Extracted records:
%%
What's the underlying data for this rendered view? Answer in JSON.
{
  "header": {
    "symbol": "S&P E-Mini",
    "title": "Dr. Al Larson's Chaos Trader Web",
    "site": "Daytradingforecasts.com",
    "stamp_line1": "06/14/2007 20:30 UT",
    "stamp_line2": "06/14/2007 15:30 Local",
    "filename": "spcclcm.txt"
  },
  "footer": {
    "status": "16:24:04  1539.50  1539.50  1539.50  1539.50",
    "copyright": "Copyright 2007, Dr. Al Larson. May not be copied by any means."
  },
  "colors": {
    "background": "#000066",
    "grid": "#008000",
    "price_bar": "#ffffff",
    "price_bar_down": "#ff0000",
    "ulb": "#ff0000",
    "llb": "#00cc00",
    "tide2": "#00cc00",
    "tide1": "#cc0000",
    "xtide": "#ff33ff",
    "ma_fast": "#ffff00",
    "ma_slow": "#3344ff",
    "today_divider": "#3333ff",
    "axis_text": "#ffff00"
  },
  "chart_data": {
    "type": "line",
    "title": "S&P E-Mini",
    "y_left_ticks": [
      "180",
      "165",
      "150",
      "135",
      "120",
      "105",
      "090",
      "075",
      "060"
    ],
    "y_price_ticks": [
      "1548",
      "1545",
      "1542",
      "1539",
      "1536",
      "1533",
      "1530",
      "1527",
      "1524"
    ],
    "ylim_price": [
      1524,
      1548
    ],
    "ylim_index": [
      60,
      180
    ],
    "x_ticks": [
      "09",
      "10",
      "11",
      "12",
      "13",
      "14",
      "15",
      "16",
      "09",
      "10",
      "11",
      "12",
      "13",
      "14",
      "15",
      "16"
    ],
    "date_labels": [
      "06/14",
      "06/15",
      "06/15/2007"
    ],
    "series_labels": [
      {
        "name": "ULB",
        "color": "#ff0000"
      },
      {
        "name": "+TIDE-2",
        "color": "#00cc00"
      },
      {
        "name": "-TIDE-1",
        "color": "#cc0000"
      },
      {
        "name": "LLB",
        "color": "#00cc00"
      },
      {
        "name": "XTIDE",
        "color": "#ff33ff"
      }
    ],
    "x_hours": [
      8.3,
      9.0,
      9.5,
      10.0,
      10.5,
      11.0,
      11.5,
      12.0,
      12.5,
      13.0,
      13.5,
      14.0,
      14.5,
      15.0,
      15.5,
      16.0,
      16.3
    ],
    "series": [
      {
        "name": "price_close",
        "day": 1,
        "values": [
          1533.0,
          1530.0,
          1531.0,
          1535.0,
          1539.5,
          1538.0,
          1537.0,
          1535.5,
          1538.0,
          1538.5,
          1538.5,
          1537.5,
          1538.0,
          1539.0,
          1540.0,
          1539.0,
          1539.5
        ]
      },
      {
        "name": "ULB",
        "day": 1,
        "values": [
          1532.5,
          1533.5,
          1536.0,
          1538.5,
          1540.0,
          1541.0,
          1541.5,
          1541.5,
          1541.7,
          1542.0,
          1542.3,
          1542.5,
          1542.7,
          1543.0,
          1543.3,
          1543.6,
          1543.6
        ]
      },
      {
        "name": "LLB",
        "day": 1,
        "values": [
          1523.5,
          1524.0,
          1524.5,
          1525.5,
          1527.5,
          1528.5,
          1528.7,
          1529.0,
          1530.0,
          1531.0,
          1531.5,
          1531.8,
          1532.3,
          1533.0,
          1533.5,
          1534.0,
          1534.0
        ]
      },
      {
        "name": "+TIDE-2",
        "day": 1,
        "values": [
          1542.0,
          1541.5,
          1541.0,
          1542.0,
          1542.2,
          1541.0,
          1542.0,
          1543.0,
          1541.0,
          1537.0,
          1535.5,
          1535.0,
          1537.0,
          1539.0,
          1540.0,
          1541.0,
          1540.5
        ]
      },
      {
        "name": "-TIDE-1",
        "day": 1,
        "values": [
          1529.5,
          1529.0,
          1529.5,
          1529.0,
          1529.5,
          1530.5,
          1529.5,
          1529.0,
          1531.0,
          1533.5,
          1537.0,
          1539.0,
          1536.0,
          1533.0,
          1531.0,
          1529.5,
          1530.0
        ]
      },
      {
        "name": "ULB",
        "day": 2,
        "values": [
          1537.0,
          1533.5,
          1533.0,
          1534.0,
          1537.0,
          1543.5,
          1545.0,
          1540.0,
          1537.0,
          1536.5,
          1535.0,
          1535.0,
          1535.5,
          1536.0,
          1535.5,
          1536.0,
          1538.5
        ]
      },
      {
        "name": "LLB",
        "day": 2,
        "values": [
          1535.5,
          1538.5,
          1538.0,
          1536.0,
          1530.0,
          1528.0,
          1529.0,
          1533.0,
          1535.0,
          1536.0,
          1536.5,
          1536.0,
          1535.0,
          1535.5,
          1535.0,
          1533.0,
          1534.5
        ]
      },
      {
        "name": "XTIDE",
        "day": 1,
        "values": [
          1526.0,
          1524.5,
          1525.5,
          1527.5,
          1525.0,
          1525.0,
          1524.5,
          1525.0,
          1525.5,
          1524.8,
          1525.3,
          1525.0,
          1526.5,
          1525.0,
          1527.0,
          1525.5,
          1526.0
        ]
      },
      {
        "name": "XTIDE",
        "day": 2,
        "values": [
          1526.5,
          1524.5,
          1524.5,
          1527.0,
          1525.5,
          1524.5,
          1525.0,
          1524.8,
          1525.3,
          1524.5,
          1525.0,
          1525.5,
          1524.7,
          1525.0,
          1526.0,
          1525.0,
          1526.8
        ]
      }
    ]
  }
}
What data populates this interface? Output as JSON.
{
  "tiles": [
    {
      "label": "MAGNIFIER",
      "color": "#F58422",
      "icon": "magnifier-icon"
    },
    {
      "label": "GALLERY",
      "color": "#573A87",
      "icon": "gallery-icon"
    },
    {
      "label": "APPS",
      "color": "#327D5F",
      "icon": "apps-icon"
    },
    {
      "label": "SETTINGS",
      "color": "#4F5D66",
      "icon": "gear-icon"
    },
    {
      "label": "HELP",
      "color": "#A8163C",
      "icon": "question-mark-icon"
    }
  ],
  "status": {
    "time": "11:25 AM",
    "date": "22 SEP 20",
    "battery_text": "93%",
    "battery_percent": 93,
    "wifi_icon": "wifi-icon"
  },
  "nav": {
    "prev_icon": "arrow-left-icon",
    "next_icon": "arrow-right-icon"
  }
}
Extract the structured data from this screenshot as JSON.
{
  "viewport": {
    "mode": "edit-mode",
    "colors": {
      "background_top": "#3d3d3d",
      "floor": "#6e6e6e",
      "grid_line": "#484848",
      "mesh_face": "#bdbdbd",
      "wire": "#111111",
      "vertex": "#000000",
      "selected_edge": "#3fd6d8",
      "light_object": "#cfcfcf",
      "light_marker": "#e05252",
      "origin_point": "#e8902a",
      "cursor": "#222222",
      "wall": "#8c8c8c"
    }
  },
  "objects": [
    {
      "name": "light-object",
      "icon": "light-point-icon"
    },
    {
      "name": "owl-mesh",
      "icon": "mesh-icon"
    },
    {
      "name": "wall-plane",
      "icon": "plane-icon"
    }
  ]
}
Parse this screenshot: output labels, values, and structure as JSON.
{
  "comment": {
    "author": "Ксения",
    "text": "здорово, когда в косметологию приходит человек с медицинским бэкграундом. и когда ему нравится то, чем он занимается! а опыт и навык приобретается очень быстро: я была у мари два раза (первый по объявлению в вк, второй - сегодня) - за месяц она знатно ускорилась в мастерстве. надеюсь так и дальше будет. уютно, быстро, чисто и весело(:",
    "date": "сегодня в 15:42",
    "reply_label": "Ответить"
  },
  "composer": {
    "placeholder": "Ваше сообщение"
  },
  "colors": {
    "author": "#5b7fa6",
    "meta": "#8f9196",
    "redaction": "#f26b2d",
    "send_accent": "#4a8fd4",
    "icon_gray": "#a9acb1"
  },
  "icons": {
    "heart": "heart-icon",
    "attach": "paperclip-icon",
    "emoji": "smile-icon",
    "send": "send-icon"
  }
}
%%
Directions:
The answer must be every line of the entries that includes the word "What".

Reply:
What's the underlying data for this rendered view? Answer in JSON.
What data populates this interface? Output as JSON.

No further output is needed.